#### Prompt
The reply should hold every line of the data below, unchanged, and none of the pictures.

Component data from apps and pages
□ □ □ □
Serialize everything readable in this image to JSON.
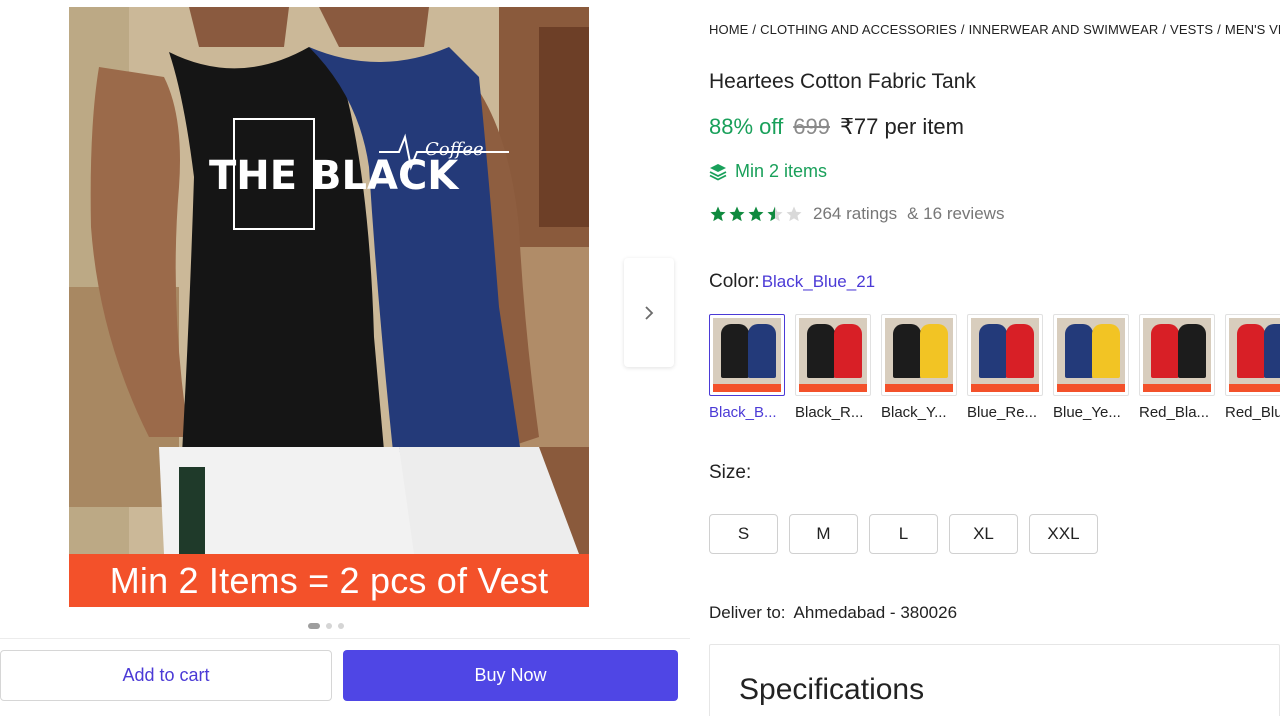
{
  "gallery": {
    "banner_text": "Min 2 Items = 2 pcs of Vest",
    "image_print_left": "THE BLACK",
    "image_print_right": "Coffee",
    "dots_total": 3,
    "dot_active_index": 0,
    "next_icon": "chevron-right-icon"
  },
  "actions": {
    "add_to_cart": "Add to cart",
    "buy_now": "Buy Now"
  },
  "breadcrumb": {
    "items": [
      "HOME",
      "CLOTHING AND ACCESSORIES",
      "INNERWEAR AND SWIMWEAR",
      "VESTS",
      "MEN'S VESTS"
    ]
  },
  "product": {
    "title": "Heartees Cotton Fabric Tank",
    "discount": "88% off",
    "mrp": "699",
    "price": "₹77 per item",
    "min_items": "Min 2 items",
    "min_items_icon": "layers-icon",
    "rating_value": 3.5,
    "ratings": "264 ratings",
    "reviews": "& 16 reviews"
  },
  "color": {
    "label": "Color:",
    "selected": "Black_Blue_21",
    "options": [
      {
        "name": "Black_B...",
        "a": "#1c1c1c",
        "b": "#233a7a",
        "selected": true
      },
      {
        "name": "Black_R...",
        "a": "#1c1c1c",
        "b": "#d81f26",
        "selected": false
      },
      {
        "name": "Black_Y...",
        "a": "#1c1c1c",
        "b": "#f2c424",
        "selected": false
      },
      {
        "name": "Blue_Re...",
        "a": "#233a7a",
        "b": "#d81f26",
        "selected": false
      },
      {
        "name": "Blue_Ye...",
        "a": "#233a7a",
        "b": "#f2c424",
        "selected": false
      },
      {
        "name": "Red_Bla...",
        "a": "#d81f26",
        "b": "#1c1c1c",
        "selected": false
      },
      {
        "name": "Red_Blu...",
        "a": "#d81f26",
        "b": "#233a7a",
        "selected": false
      }
    ]
  },
  "size": {
    "label": "Size:",
    "options": [
      "S",
      "M",
      "L",
      "XL",
      "XXL"
    ]
  },
  "delivery": {
    "label": "Deliver to:",
    "location": "Ahmedabad - 380026"
  },
  "specifications": {
    "title": "Specifications"
  },
  "colors": {
    "accent": "#4f46e5",
    "link": "#4b3ad6",
    "green": "#19a05a",
    "banner": "#f3512a"
  }
}
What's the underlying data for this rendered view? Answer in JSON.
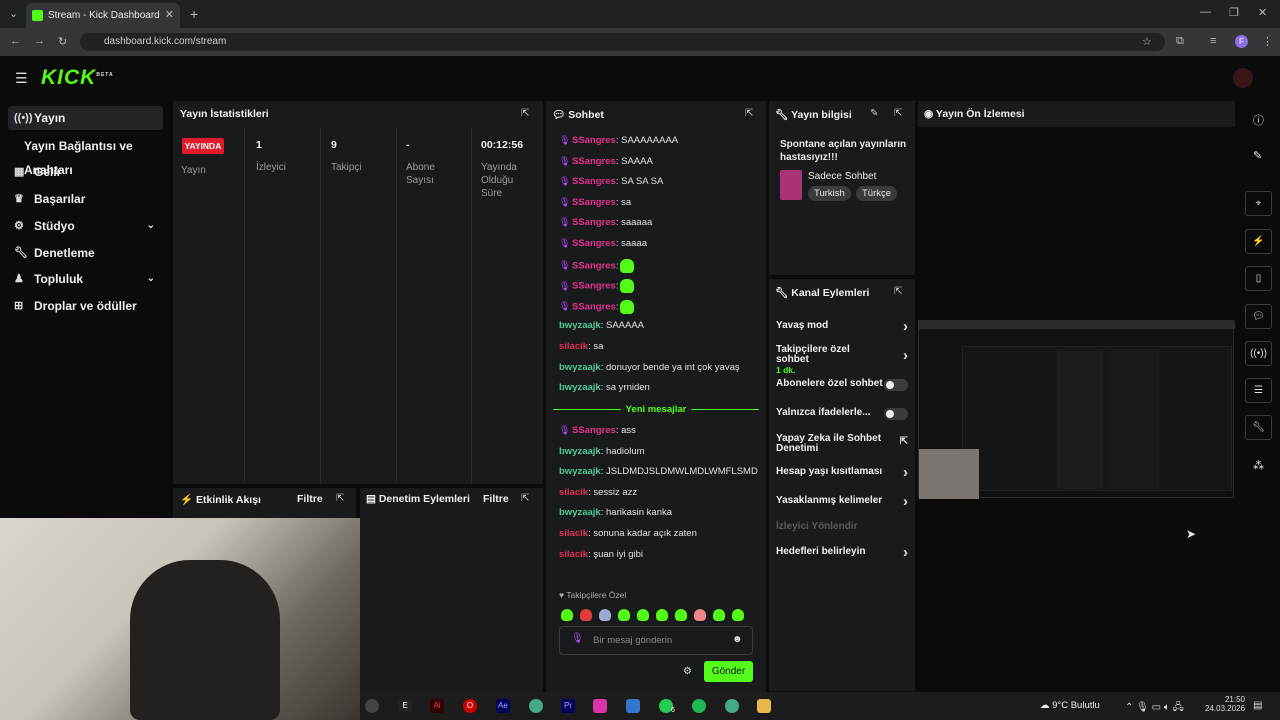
{
  "browser": {
    "tab_title": "Stream - Kick Dashboard",
    "url": "dashboard.kick.com/stream",
    "profile_initial": "F"
  },
  "logo": {
    "text": "KICK",
    "badge": "BETA"
  },
  "sidebar": {
    "items": [
      {
        "label": "Yayın",
        "icon": "broadcast-icon"
      },
      {
        "label": "Yayın Bağlantısı ve Anahtarı"
      },
      {
        "label": "Gelir",
        "icon": "chart-icon"
      },
      {
        "label": "Başarılar",
        "icon": "trophy-icon"
      },
      {
        "label": "Stüdyo",
        "icon": "studio-icon"
      },
      {
        "label": "Denetleme",
        "icon": "wrench-icon"
      },
      {
        "label": "Topluluk",
        "icon": "community-icon"
      },
      {
        "label": "Droplar ve ödüller",
        "icon": "drops-icon"
      }
    ]
  },
  "stats": {
    "title": "Yayın İstatistikleri",
    "live_badge": "YAYINDA",
    "columns": [
      {
        "value": "",
        "label": "Yayın"
      },
      {
        "value": "1",
        "label": "İzleyici"
      },
      {
        "value": "9",
        "label": "Takipçi"
      },
      {
        "value": "-",
        "label": "Abone Sayısı"
      },
      {
        "value": "00:12:56",
        "label": "Yayında Olduğu Süre"
      }
    ]
  },
  "activity": {
    "title": "Etkinlik Akışı",
    "filter": "Filtre"
  },
  "moderation": {
    "title": "Denetim Eylemleri",
    "filter": "Filtre"
  },
  "chat": {
    "title": "Sohbet",
    "messages_before": [
      {
        "user": "SSangres",
        "text": ": SAAAAAAAA",
        "style": "u1",
        "mic": true
      },
      {
        "user": "SSangres",
        "text": ": SAAAA",
        "style": "u1",
        "mic": true
      },
      {
        "user": "SSangres",
        "text": ": SA SA SA",
        "style": "u1",
        "mic": true
      },
      {
        "user": "SSangres",
        "text": ": sa",
        "style": "u1",
        "mic": true
      },
      {
        "user": "SSangres",
        "text": ": saaaaa",
        "style": "u1",
        "mic": true
      },
      {
        "user": "SSangres",
        "text": ": saaaa",
        "style": "u1",
        "mic": true
      },
      {
        "user": "SSangres",
        "text": ":",
        "style": "u1",
        "mic": true,
        "emote": true
      },
      {
        "user": "SSangres",
        "text": ":",
        "style": "u1",
        "mic": true,
        "emote": true
      },
      {
        "user": "SSangres",
        "text": ":",
        "style": "u1",
        "mic": true,
        "emote": true
      },
      {
        "user": "bwyzaajk",
        "text": ": SAAAAA",
        "style": "u2"
      },
      {
        "user": "silacik",
        "text": ": sa",
        "style": "u3"
      },
      {
        "user": "bwyzaajk",
        "text": ": donuyor bende ya int çok yavaş",
        "style": "u2"
      },
      {
        "user": "bwyzaajk",
        "text": ": sa yrniden",
        "style": "u2"
      }
    ],
    "new_messages_label": "Yeni mesajlar",
    "messages_after": [
      {
        "user": "SSangres",
        "text": ": ass",
        "style": "u1",
        "mic": true
      },
      {
        "user": "bwyzaajk",
        "text": ": hadiolum",
        "style": "u2"
      },
      {
        "user": "bwyzaajk",
        "text": ": JSLDMDJSLDMWLMDLWMFLSMD",
        "style": "u2"
      },
      {
        "user": "silacik",
        "text": ": sessiz azz",
        "style": "u3"
      },
      {
        "user": "bwyzaajk",
        "text": ": harikasin kanka",
        "style": "u2"
      },
      {
        "user": "silacik",
        "text": ": sonuna kadar açık zaten",
        "style": "u3"
      },
      {
        "user": "silacik",
        "text": ": şuan iyi gibi",
        "style": "u3"
      }
    ],
    "followers_only": "Takipçilere Özel",
    "input_placeholder": "Bir mesaj gönderin",
    "send_label": "Gönder"
  },
  "stream_info": {
    "title": "Yayın bilgisi",
    "stream_title": "Spontane açılan yayınların hastasıyız!!!",
    "category": "Sadece Sohbet",
    "tags": [
      "Turkish",
      "Türkçe"
    ]
  },
  "channel_actions": {
    "title": "Kanal Eylemleri",
    "items": [
      {
        "label": "Yavaş mod",
        "kind": "arrow"
      },
      {
        "label": "Takipçilere özel sohbet",
        "sub": "1 dk.",
        "kind": "arrow"
      },
      {
        "label": "Abonelere özel sohbet",
        "kind": "toggle"
      },
      {
        "label": "Yalnızca ifadelerle...",
        "kind": "toggle"
      },
      {
        "label": "Yapay Zeka ile Sohbet Denetimi",
        "kind": "external"
      },
      {
        "label": "Hesap yaşı kısıtlaması",
        "kind": "arrow"
      },
      {
        "label": "Yasaklanmış kelimeler",
        "kind": "arrow"
      },
      {
        "label": "İzleyici Yönlendir",
        "kind": "disabled"
      },
      {
        "label": "Hedefleri belirleyin",
        "kind": "arrow"
      }
    ]
  },
  "preview": {
    "title": "Yayın Ön İzlemesi"
  },
  "taskbar": {
    "weather": "9°C Bulutlu",
    "time": "21:50",
    "date": "24.03.2026",
    "whatsapp_badge": "6"
  },
  "colors": {
    "accent": "#53fc18",
    "live": "#e0192b",
    "panel": "#191a1c"
  }
}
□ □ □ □
#### Result
Serialize everything readable in this image to JSON.
{
  "gallery": {
    "banner_text": "Min 2 Items = 2 pcs of Vest",
    "image_print_left": "THE BLACK",
    "image_print_right": "Coffee",
    "dots_total": 3,
    "dot_active_index": 0,
    "next_icon": "chevron-right-icon"
  },
  "actions": {
    "add_to_cart": "Add to cart",
    "buy_now": "Buy Now"
  },
  "breadcrumb": {
    "items": [
      "HOME",
      "CLOTHING AND ACCESSORIES",
      "INNERWEAR AND SWIMWEAR",
      "VESTS",
      "MEN'S VESTS"
    ]
  },
  "product": {
    "title": "Heartees Cotton Fabric Tank",
    "discount": "88% off",
    "mrp": "699",
    "price": "₹77 per item",
    "min_items": "Min 2 items",
    "min_items_icon": "layers-icon",
    "rating_value": 3.5,
    "ratings": "264 ratings",
    "reviews": "& 16 reviews"
  },
  "color": {
    "label": "Color:",
    "selected": "Black_Blue_21",
    "options": [
      {
        "name": "Black_B...",
        "a": "#1c1c1c",
        "b": "#233a7a",
        "selected": true
      },
      {
        "name": "Black_R...",
        "a": "#1c1c1c",
        "b": "#d81f26",
        "selected": false
      },
      {
        "name": "Black_Y...",
        "a": "#1c1c1c",
        "b": "#f2c424",
        "selected": false
      },
      {
        "name": "Blue_Re...",
        "a": "#233a7a",
        "b": "#d81f26",
        "selected": false
      },
      {
        "name": "Blue_Ye...",
        "a": "#233a7a",
        "b": "#f2c424",
        "selected": false
      },
      {
        "name": "Red_Bla...",
        "a": "#d81f26",
        "b": "#1c1c1c",
        "selected": false
      },
      {
        "name": "Red_Blu...",
        "a": "#d81f26",
        "b": "#233a7a",
        "selected": false
      }
    ]
  },
  "size": {
    "label": "Size:",
    "options": [
      "S",
      "M",
      "L",
      "XL",
      "XXL"
    ]
  },
  "delivery": {
    "label": "Deliver to:",
    "location": "Ahmedabad - 380026"
  },
  "specifications": {
    "title": "Specifications"
  },
  "colors": {
    "accent": "#4f46e5",
    "link": "#4b3ad6",
    "green": "#19a05a",
    "banner": "#f3512a"
  }
}
What's the underlying data for this rendered view? Answer in JSON.
{
  "browser": {
    "tab_title": "Stream - Kick Dashboard",
    "url": "dashboard.kick.com/stream",
    "profile_initial": "F"
  },
  "logo": {
    "text": "KICK",
    "badge": "BETA"
  },
  "sidebar": {
    "items": [
      {
        "label": "Yayın",
        "icon": "broadcast-icon"
      },
      {
        "label": "Yayın Bağlantısı ve Anahtarı"
      },
      {
        "label": "Gelir",
        "icon": "chart-icon"
      },
      {
        "label": "Başarılar",
        "icon": "trophy-icon"
      },
      {
        "label": "Stüdyo",
        "icon": "studio-icon"
      },
      {
        "label": "Denetleme",
        "icon": "wrench-icon"
      },
      {
        "label": "Topluluk",
        "icon": "community-icon"
      },
      {
        "label": "Droplar ve ödüller",
        "icon": "drops-icon"
      }
    ]
  },
  "stats": {
    "title": "Yayın İstatistikleri",
    "live_badge": "YAYINDA",
    "columns": [
      {
        "value": "",
        "label": "Yayın"
      },
      {
        "value": "1",
        "label": "İzleyici"
      },
      {
        "value": "9",
        "label": "Takipçi"
      },
      {
        "value": "-",
        "label": "Abone Sayısı"
      },
      {
        "value": "00:12:56",
        "label": "Yayında Olduğu Süre"
      }
    ]
  },
  "activity": {
    "title": "Etkinlik Akışı",
    "filter": "Filtre"
  },
  "moderation": {
    "title": "Denetim Eylemleri",
    "filter": "Filtre"
  },
  "chat": {
    "title": "Sohbet",
    "messages_before": [
      {
        "user": "SSangres",
        "text": ": SAAAAAAAA",
        "style": "u1",
        "mic": true
      },
      {
        "user": "SSangres",
        "text": ": SAAAA",
        "style": "u1",
        "mic": true
      },
      {
        "user": "SSangres",
        "text": ": SA SA SA",
        "style": "u1",
        "mic": true
      },
      {
        "user": "SSangres",
        "text": ": sa",
        "style": "u1",
        "mic": true
      },
      {
        "user": "SSangres",
        "text": ": saaaaa",
        "style": "u1",
        "mic": true
      },
      {
        "user": "SSangres",
        "text": ": saaaa",
        "style": "u1",
        "mic": true
      },
      {
        "user": "SSangres",
        "text": ":",
        "style": "u1",
        "mic": true,
        "emote": true
      },
      {
        "user": "SSangres",
        "text": ":",
        "style": "u1",
        "mic": true,
        "emote": true
      },
      {
        "user": "SSangres",
        "text": ":",
        "style": "u1",
        "mic": true,
        "emote": true
      },
      {
        "user": "bwyzaajk",
        "text": ": SAAAAA",
        "style": "u2"
      },
      {
        "user": "silacik",
        "text": ": sa",
        "style": "u3"
      },
      {
        "user": "bwyzaajk",
        "text": ": donuyor bende ya int çok yavaş",
        "style": "u2"
      },
      {
        "user": "bwyzaajk",
        "text": ": sa yrniden",
        "style": "u2"
      }
    ],
    "new_messages_label": "Yeni mesajlar",
    "messages_after": [
      {
        "user": "SSangres",
        "text": ": ass",
        "style": "u1",
        "mic": true
      },
      {
        "user": "bwyzaajk",
        "text": ": hadiolum",
        "style": "u2"
      },
      {
        "user": "bwyzaajk",
        "text": ": JSLDMDJSLDMWLMDLWMFLSMD",
        "style": "u2"
      },
      {
        "user": "silacik",
        "text": ": sessiz azz",
        "style": "u3"
      },
      {
        "user": "bwyzaajk",
        "text": ": harikasin kanka",
        "style": "u2"
      },
      {
        "user": "silacik",
        "text": ": sonuna kadar açık zaten",
        "style": "u3"
      },
      {
        "user": "silacik",
        "text": ": şuan iyi gibi",
        "style": "u3"
      }
    ],
    "followers_only": "Takipçilere Özel",
    "input_placeholder": "Bir mesaj gönderin",
    "send_label": "Gönder"
  },
  "stream_info": {
    "title": "Yayın bilgisi",
    "stream_title": "Spontane açılan yayınların hastasıyız!!!",
    "category": "Sadece Sohbet",
    "tags": [
      "Turkish",
      "Türkçe"
    ]
  },
  "channel_actions": {
    "title": "Kanal Eylemleri",
    "items": [
      {
        "label": "Yavaş mod",
        "kind": "arrow"
      },
      {
        "label": "Takipçilere özel sohbet",
        "sub": "1 dk.",
        "kind": "arrow"
      },
      {
        "label": "Abonelere özel sohbet",
        "kind": "toggle"
      },
      {
        "label": "Yalnızca ifadelerle...",
        "kind": "toggle"
      },
      {
        "label": "Yapay Zeka ile Sohbet Denetimi",
        "kind": "external"
      },
      {
        "label": "Hesap yaşı kısıtlaması",
        "kind": "arrow"
      },
      {
        "label": "Yasaklanmış kelimeler",
        "kind": "arrow"
      },
      {
        "label": "İzleyici Yönlendir",
        "kind": "disabled"
      },
      {
        "label": "Hedefleri belirleyin",
        "kind": "arrow"
      }
    ]
  },
  "preview": {
    "title": "Yayın Ön İzlemesi"
  },
  "taskbar": {
    "weather": "9°C Bulutlu",
    "time": "21:50",
    "date": "24.03.2026",
    "whatsapp_badge": "6"
  },
  "colors": {
    "accent": "#53fc18",
    "live": "#e0192b",
    "panel": "#191a1c"
  }
}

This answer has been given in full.